We do not allow you to opt-out of our certain cookies, as they are necessary to ensure the proper functioning of our website (such as prompting our cookie banner and remembering your privacy choices) and/or to monitor site performance. These cookies are not used in a way that constitutes a “sale” of your data under the CCPA. You can set your browser to block or alert you about these cookies, but some parts of the site will not work as intended if you do so. You can usually find these settings in the Options or Preferences menu of your browser. Visit www.allaboutcookies.org to learn more.

Sale of Personal Data

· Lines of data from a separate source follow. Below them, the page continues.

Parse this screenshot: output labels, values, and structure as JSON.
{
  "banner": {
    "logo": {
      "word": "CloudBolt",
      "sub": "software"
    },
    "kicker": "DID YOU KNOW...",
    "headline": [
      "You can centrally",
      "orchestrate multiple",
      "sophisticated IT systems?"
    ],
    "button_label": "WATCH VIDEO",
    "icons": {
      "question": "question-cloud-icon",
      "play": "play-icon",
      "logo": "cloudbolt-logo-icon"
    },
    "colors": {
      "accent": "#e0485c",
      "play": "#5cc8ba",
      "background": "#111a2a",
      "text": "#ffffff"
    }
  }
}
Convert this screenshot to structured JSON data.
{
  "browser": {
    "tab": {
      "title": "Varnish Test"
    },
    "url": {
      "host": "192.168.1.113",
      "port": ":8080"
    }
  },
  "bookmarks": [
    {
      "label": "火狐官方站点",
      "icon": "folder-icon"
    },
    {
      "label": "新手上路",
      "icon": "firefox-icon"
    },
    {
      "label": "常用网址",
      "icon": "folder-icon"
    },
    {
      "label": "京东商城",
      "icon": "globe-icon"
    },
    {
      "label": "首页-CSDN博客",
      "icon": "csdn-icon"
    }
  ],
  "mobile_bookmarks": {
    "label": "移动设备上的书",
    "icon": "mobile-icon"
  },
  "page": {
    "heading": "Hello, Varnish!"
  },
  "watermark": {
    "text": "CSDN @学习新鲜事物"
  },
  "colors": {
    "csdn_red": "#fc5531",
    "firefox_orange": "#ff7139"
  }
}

We also use cookies to personalize your experience on our websites, including by determining the most relevant content and advertisements to show you, and to monitor site traffic and performance, so that we may improve our websites and your experience. You may opt out of our use of such cookies (and the associated “sale” of your Personal Information) by using this toggle switch. You will still see some advertising, regardless of your selection. Because we do not track you across different devices, browsers and GEMG properties, your selection will take effect only on this browser, this device and this website.

Social Media Cookies

We also use cookies to personalize your experience on our websites, including by determining the most relevant content and advertisements to show you, and to monitor site traffic and performance, so that we may improve our websites and your experience. You may opt out of our use of such cookies (and the associated “sale” of your Personal Information) by using this toggle switch. You will still see some advertising, regardless of your selection. Because we do not track you across different devices, browsers and GEMG properties, your selection will take effect only on this browser, this device and this website.

Targeting Cookies

We also use cookies to personalize your experience on our websites, including by determining the most relevant content and advertisements to show you, and to monitor site traffic and performance, so that we may improve our websites and your experience. You may opt out of our use of such cookies (and the associated “sale” of your Personal Information) by using this toggle switch. You will still see some advertising, regardless of your selection. Because we do not track you across different devices, browsers and GEMG properties, your selection will take effect only on this browser, this device and this website.